**BRIEF**
Set all the entries down once more, with nothing altered.

**ENTRIES PROVIDED**
_ _ _ _ _ _ _

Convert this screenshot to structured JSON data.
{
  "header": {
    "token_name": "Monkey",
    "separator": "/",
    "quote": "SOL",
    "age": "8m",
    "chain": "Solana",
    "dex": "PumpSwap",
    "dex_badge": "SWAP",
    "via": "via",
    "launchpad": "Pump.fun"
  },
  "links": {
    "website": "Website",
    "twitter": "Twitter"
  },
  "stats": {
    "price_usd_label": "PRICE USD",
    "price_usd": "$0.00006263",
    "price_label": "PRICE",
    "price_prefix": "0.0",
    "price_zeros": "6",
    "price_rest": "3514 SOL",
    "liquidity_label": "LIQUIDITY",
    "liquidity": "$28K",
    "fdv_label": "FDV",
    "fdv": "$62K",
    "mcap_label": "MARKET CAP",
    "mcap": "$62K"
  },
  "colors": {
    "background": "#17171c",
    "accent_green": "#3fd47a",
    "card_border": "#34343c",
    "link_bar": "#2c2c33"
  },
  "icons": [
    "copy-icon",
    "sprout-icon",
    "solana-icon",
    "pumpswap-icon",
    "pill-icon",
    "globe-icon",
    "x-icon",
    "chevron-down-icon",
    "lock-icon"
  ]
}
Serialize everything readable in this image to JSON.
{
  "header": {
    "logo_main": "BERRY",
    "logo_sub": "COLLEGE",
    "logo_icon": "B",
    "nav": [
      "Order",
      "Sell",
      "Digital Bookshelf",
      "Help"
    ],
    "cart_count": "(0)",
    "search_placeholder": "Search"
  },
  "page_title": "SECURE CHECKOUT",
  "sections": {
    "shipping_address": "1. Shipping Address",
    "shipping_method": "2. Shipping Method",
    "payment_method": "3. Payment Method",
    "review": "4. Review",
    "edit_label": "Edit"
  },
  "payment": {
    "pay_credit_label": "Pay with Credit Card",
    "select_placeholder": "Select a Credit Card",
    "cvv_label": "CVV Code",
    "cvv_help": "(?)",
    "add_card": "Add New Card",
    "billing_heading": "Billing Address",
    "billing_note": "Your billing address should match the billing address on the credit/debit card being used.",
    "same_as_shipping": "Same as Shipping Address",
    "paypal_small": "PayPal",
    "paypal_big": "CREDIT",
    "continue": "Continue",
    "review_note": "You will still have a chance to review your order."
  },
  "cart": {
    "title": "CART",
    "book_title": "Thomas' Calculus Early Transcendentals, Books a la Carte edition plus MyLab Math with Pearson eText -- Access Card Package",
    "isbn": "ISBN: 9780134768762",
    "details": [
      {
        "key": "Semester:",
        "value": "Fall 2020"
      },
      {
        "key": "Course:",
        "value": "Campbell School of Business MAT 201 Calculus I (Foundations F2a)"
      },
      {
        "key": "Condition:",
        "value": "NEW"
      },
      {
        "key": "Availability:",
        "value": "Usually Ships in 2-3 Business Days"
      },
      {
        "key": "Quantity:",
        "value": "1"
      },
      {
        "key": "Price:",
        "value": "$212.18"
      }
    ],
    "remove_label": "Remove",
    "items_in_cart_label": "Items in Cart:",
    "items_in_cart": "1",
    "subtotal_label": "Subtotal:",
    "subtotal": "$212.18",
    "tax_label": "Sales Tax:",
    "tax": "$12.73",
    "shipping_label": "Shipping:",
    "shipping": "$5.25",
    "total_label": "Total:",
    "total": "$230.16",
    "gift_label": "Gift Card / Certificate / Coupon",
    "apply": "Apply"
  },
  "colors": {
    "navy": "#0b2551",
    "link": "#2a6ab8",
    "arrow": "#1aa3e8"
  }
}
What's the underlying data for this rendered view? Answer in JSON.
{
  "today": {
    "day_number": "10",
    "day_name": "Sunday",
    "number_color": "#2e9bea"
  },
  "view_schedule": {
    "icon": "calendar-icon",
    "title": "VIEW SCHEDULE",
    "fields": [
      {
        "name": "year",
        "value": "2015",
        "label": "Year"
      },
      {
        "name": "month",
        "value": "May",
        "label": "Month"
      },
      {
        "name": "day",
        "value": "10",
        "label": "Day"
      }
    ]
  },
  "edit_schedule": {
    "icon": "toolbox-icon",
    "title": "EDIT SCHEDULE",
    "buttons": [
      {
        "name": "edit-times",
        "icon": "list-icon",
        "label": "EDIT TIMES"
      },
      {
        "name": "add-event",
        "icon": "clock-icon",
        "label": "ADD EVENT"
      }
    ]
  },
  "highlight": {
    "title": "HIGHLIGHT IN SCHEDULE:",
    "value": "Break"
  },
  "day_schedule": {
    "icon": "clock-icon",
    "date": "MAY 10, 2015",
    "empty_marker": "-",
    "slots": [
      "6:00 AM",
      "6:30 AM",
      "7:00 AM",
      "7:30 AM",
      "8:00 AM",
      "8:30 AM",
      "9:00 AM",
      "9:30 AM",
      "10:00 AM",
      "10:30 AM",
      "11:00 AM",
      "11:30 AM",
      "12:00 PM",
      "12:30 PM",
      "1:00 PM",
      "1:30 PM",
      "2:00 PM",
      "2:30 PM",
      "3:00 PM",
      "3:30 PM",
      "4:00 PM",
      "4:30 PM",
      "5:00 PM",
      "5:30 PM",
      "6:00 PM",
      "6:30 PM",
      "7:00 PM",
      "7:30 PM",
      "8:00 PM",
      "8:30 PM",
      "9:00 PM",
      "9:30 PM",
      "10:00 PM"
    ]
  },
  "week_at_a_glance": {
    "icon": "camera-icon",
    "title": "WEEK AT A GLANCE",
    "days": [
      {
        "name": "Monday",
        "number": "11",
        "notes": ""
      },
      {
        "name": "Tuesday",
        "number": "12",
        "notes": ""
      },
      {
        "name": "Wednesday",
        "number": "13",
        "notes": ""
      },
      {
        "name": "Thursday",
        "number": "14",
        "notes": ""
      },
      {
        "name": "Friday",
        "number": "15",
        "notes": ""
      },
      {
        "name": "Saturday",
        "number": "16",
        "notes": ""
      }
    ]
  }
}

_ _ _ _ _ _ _

**TASK RESPONSE**
Convert this screenshot to structured JSON data.
{
  "header": {
    "token_name": "Monkey",
    "separator": "/",
    "quote": "SOL",
    "age": "8m",
    "chain": "Solana",
    "dex": "PumpSwap",
    "dex_badge": "SWAP",
    "via": "via",
    "launchpad": "Pump.fun"
  },
  "links": {
    "website": "Website",
    "twitter": "Twitter"
  },
  "stats": {
    "price_usd_label": "PRICE USD",
    "price_usd": "$0.00006263",
    "price_label": "PRICE",
    "price_prefix": "0.0",
    "price_zeros": "6",
    "price_rest": "3514 SOL",
    "liquidity_label": "LIQUIDITY",
    "liquidity": "$28K",
    "fdv_label": "FDV",
    "fdv": "$62K",
    "mcap_label": "MARKET CAP",
    "mcap": "$62K"
  },
  "colors": {
    "background": "#17171c",
    "accent_green": "#3fd47a",
    "card_border": "#34343c",
    "link_bar": "#2c2c33"
  },
  "icons": [
    "copy-icon",
    "sprout-icon",
    "solana-icon",
    "pumpswap-icon",
    "pill-icon",
    "globe-icon",
    "x-icon",
    "chevron-down-icon",
    "lock-icon"
  ]
}
Serialize everything readable in this image to JSON.
{
  "header": {
    "logo_main": "BERRY",
    "logo_sub": "COLLEGE",
    "logo_icon": "B",
    "nav": [
      "Order",
      "Sell",
      "Digital Bookshelf",
      "Help"
    ],
    "cart_count": "(0)",
    "search_placeholder": "Search"
  },
  "page_title": "SECURE CHECKOUT",
  "sections": {
    "shipping_address": "1. Shipping Address",
    "shipping_method": "2. Shipping Method",
    "payment_method": "3. Payment Method",
    "review": "4. Review",
    "edit_label": "Edit"
  },
  "payment": {
    "pay_credit_label": "Pay with Credit Card",
    "select_placeholder": "Select a Credit Card",
    "cvv_label": "CVV Code",
    "cvv_help": "(?)",
    "add_card": "Add New Card",
    "billing_heading": "Billing Address",
    "billing_note": "Your billing address should match the billing address on the credit/debit card being used.",
    "same_as_shipping": "Same as Shipping Address",
    "paypal_small": "PayPal",
    "paypal_big": "CREDIT",
    "continue": "Continue",
    "review_note": "You will still have a chance to review your order."
  },
  "cart": {
    "title": "CART",
    "book_title": "Thomas' Calculus Early Transcendentals, Books a la Carte edition plus MyLab Math with Pearson eText -- Access Card Package",
    "isbn": "ISBN: 9780134768762",
    "details": [
      {
        "key": "Semester:",
        "value": "Fall 2020"
      },
      {
        "key": "Course:",
        "value": "Campbell School of Business MAT 201 Calculus I (Foundations F2a)"
      },
      {
        "key": "Condition:",
        "value": "NEW"
      },
      {
        "key": "Availability:",
        "value": "Usually Ships in 2-3 Business Days"
      },
      {
        "key": "Quantity:",
        "value": "1"
      },
      {
        "key": "Price:",
        "value": "$212.18"
      }
    ],
    "remove_label": "Remove",
    "items_in_cart_label": "Items in Cart:",
    "items_in_cart": "1",
    "subtotal_label": "Subtotal:",
    "subtotal": "$212.18",
    "tax_label": "Sales Tax:",
    "tax": "$12.73",
    "shipping_label": "Shipping:",
    "shipping": "$5.25",
    "total_label": "Total:",
    "total": "$230.16",
    "gift_label": "Gift Card / Certificate / Coupon",
    "apply": "Apply"
  },
  "colors": {
    "navy": "#0b2551",
    "link": "#2a6ab8",
    "arrow": "#1aa3e8"
  }
}
What's the underlying data for this rendered view? Answer in JSON.
{
  "today": {
    "day_number": "10",
    "day_name": "Sunday",
    "number_color": "#2e9bea"
  },
  "view_schedule": {
    "icon": "calendar-icon",
    "title": "VIEW SCHEDULE",
    "fields": [
      {
        "name": "year",
        "value": "2015",
        "label": "Year"
      },
      {
        "name": "month",
        "value": "May",
        "label": "Month"
      },
      {
        "name": "day",
        "value": "10",
        "label": "Day"
      }
    ]
  },
  "edit_schedule": {
    "icon": "toolbox-icon",
    "title": "EDIT SCHEDULE",
    "buttons": [
      {
        "name": "edit-times",
        "icon": "list-icon",
        "label": "EDIT TIMES"
      },
      {
        "name": "add-event",
        "icon": "clock-icon",
        "label": "ADD EVENT"
      }
    ]
  },
  "highlight": {
    "title": "HIGHLIGHT IN SCHEDULE:",
    "value": "Break"
  },
  "day_schedule": {
    "icon": "clock-icon",
    "date": "MAY 10, 2015",
    "empty_marker": "-",
    "slots": [
      "6:00 AM",
      "6:30 AM",
      "7:00 AM",
      "7:30 AM",
      "8:00 AM",
      "8:30 AM",
      "9:00 AM",
      "9:30 AM",
      "10:00 AM",
      "10:30 AM",
      "11:00 AM",
      "11:30 AM",
      "12:00 PM",
      "12:30 PM",
      "1:00 PM",
      "1:30 PM",
      "2:00 PM",
      "2:30 PM",
      "3:00 PM",
      "3:30 PM",
      "4:00 PM",
      "4:30 PM",
      "5:00 PM",
      "5:30 PM",
      "6:00 PM",
      "6:30 PM",
      "7:00 PM",
      "7:30 PM",
      "8:00 PM",
      "8:30 PM",
      "9:00 PM",
      "9:30 PM",
      "10:00 PM"
    ]
  },
  "week_at_a_glance": {
    "icon": "camera-icon",
    "title": "WEEK AT A GLANCE",
    "days": [
      {
        "name": "Monday",
        "number": "11",
        "notes": ""
      },
      {
        "name": "Tuesday",
        "number": "12",
        "notes": ""
      },
      {
        "name": "Wednesday",
        "number": "13",
        "notes": ""
      },
      {
        "name": "Thursday",
        "number": "14",
        "notes": ""
      },
      {
        "name": "Friday",
        "number": "15",
        "notes": ""
      },
      {
        "name": "Saturday",
        "number": "16",
        "notes": ""
      }
    ]
  }
}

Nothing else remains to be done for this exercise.